A Question Of Sport 50th Anniversary

Gareth JM Edwards, Executive Producer

I think people who work on the show are aware they are part of a British television institution.Gareth JM Edwards
Date: 16.12.2019     Last updated: 16.12.2019 at 16.42

How did you get involved with working on the show?
A long time ago now! I first started working on the show in the summer of 1999, so that’s over 20 years ago now. I started off as a junior researcher on the programme. I had been a professional cricketer in a previous life and then injury put a stop to that. I was looking for work and I was made aware of a job as a question researcher on AQOS. Being a bit of a sports nerd I thought that was something that would be of interest. So I applied for the job and got an interview and the rest as they say is history. 

What is behind the show’s lasting success?
Well it’s been going for 50 years so we must be doing something right! But I think there a few things that tie into that. I think the fact that sport is in its essence an ever-changing thing, so there is always new things happening, new records being broken and the top names in sport are changing on a weekly basis. So that keeps the show fresh because there’s always new questions to ask and new people to come on the show.

I think what the production team have done brilliantly over the last 50 years is that they have evolved the show and the style of asking questions, whilst remaining a true sports quiz at its very heart. As I’ve been working on the documentary about 50 years of the show, I’ve been looking back at the older shows and they are a lot more straight-laced, and less entertainment based then they are now. But I think that is just the way that TV has gone, I think the humour level has increased over the years.

The final thing I would say about this is that it is totally unscripted, nobody has any idea as to what the questions and answers are going to be when they come on the show, so it’s a chance for viewers to see their sporting heroes be themselves and see their personalities.

Have you got any standout moments from behind the scenes since you’ve been working on the show?
This will sound a bit corny, but the whole 20 years have been a real privilege for me. I think people who work on the show are aware they are part of a British television institution. I think that you don’t often get a chance to work on a show that is as much a part of the landscape of British TV. There are only a handful of programmes that fall into that category, things like Match of the Day or EastEnders or Strictly. If you talk to anybody, even if they don’t watch those programmes they know what they are. I think that’s a real sense of pride I have working on it. 

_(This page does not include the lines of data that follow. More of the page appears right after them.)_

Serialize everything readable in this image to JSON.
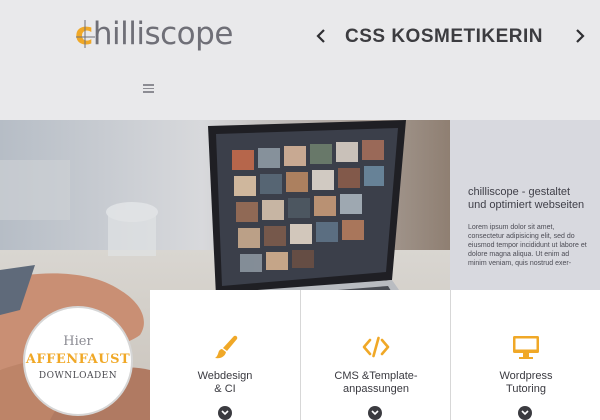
{
  "header": {
    "logo": {
      "first": "c",
      "rest": "hilliscope"
    },
    "slider_title": "CSS KOSMETIKERIN"
  },
  "hero": {
    "heading": "chilliscope - gestaltet und optimiert webseiten",
    "text": "Lorem ipsum dolor sit amet, consectetur adipisicing elit, sed do eiusmod tempor incididunt ut labore et dolore magna aliqua. Ut enim ad minim veniam, quis nostrud exer-"
  },
  "badge": {
    "line1": "Hier",
    "line2": "AFFENFAUST",
    "line3": "DOWNLOADEN"
  },
  "cards": [
    {
      "label": "Webdesign\n& CI",
      "icon": "paintbrush-icon"
    },
    {
      "label": "CMS &Template-\nanpassungen",
      "icon": "code-icon"
    },
    {
      "label": "Wordpress\nTutoring",
      "icon": "monitor-icon"
    }
  ],
  "colors": {
    "accent": "#f0a827",
    "header_bg": "#e9e9eb",
    "panel_bg": "#d8d9df",
    "dark": "#3b3b40"
  }
}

Who would you say has been your most memorable guest on the show for you?
In the early 2000s there was a show where we featured Jonah Lomu (NZ rugby player) Seve Ballesteros (Spanish golfer), Maurice Greene (US sprinter), and Evander Holyfield (US boxer), and they are four world superstars. To get those four on the same panel was quite incredible really. Over the years some brilliant names from all sports from the UK and abroad on the show. We’ve had Olympic gold medallists and world record holders, but to get those four who are all global superstars, all on one show together, that is probably the stand out show for me. 

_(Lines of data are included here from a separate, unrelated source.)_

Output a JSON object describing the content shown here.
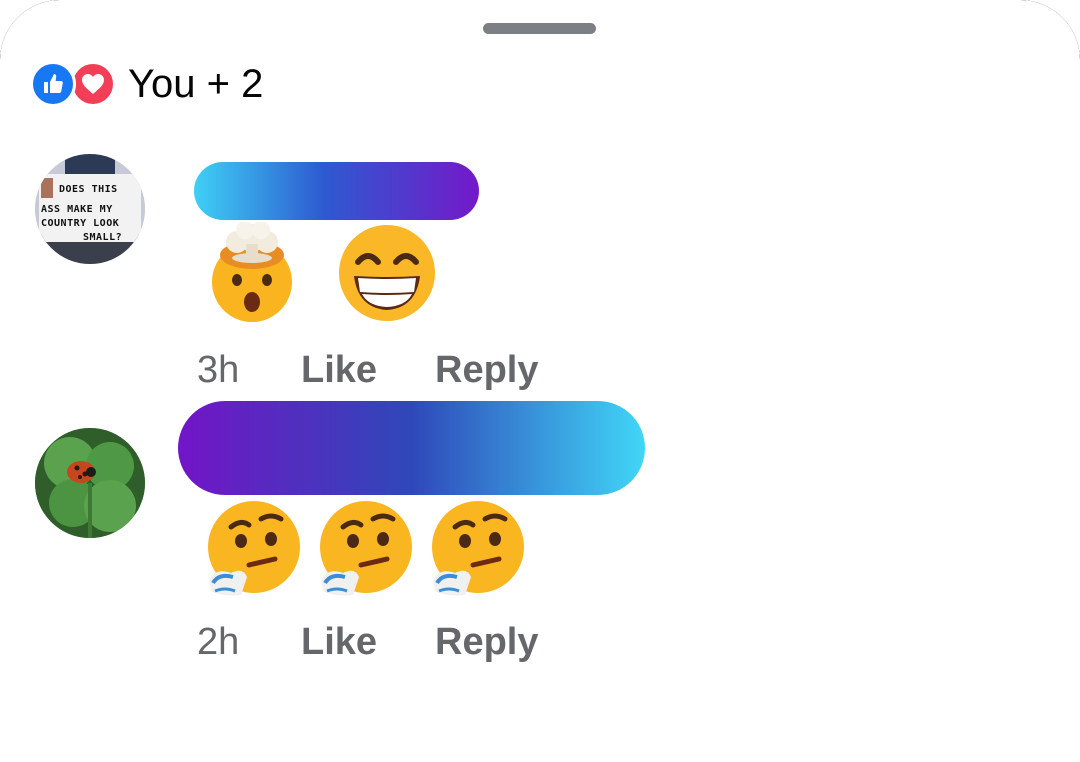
{
  "reactions": {
    "icons": [
      "like-icon",
      "love-icon"
    ],
    "summary": "You + 2",
    "colors": {
      "like": "#1877f2",
      "love": "#f33e58"
    }
  },
  "comments": [
    {
      "avatar": "protest-sign-avatar",
      "avatar_sign_text": [
        "DOES THIS",
        "ASS MAKE MY",
        "COUNTRY LOOK",
        "SMALL?"
      ],
      "bubble_gradient": [
        "#3fd0f5",
        "#2d5bd0",
        "#7419c9"
      ],
      "emojis": [
        "exploding-head-emoji",
        "grinning-squinting-face-emoji"
      ],
      "time": "3h",
      "like_label": "Like",
      "reply_label": "Reply"
    },
    {
      "avatar": "ladybug-clover-avatar",
      "bubble_gradient": [
        "#7215c6",
        "#2f48b9",
        "#40d6f7"
      ],
      "emojis": [
        "thinking-face-emoji",
        "thinking-face-emoji",
        "thinking-face-emoji"
      ],
      "time": "2h",
      "like_label": "Like",
      "reply_label": "Reply"
    }
  ]
}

What can we expect to see from the 50th anniversary show?
The guests that we have invited back were British sporting royalty really, so Laura Davies, Martin Offiah, Beth Tweddle and former AQOS captain Ally McCoist were the four. Ally was the captain when I joined the show and was pretty much everybody’s favourite, he’s a lot of fun. So he came back and he is on the same team as Tuffers. They are both big characters, so the viewers can expect quite a lot of chaos from that team and seeing Sue attempting to control those two, she certainly has her work cut out for her. But the 50th episode was a blend of it being a quiz of sport over the last 50 years, but also some nice memories of moments on the show as well, so that it’s a blend of sports quiz and memories from the archives. 

What can we expect to see from the 50th anniversary documentary?
To try and cram 50 years’ worth, and over 1,200 shows, into an hour has been quite a task but we’ve managed it and it is a show I’m immensely proud of. Everyone we’ve interviewed has talked so fondly about the programme and their memories of it. What is abundantly clear is that it is part of the British television landscape. The documentary is an hour long romp through the archives and there are some brilliant clips from the days of David Vine and David Coleman as well as some more modern moments. As well as this we hear from sporting greats like Gary Lineker, Tim Henman, Denise Lewis and Jessica Ennis-Hill who talk about their time on the programme, and celebrity fans like Paddy McGuinness and Richard Osman.

Who would be your dream celebrity contestant?
I would say we do pretty well on AQOS. There’s not too many people that we haven’t managed to get in and be on the panel. I think the one thing that I would say is that the current sporting superstars, their diaries are so full these days, as people travel much more and are abroad much longer. Some of the modern Premier League footballers would be great and we would love to have on. Being a Liverpool fan personally, I would love to have our current manager Jürgen Klopp on the show. He seems to have a lot of personality and I’m a big Liverpool fan, so from a personal point of view, he would be great to get on.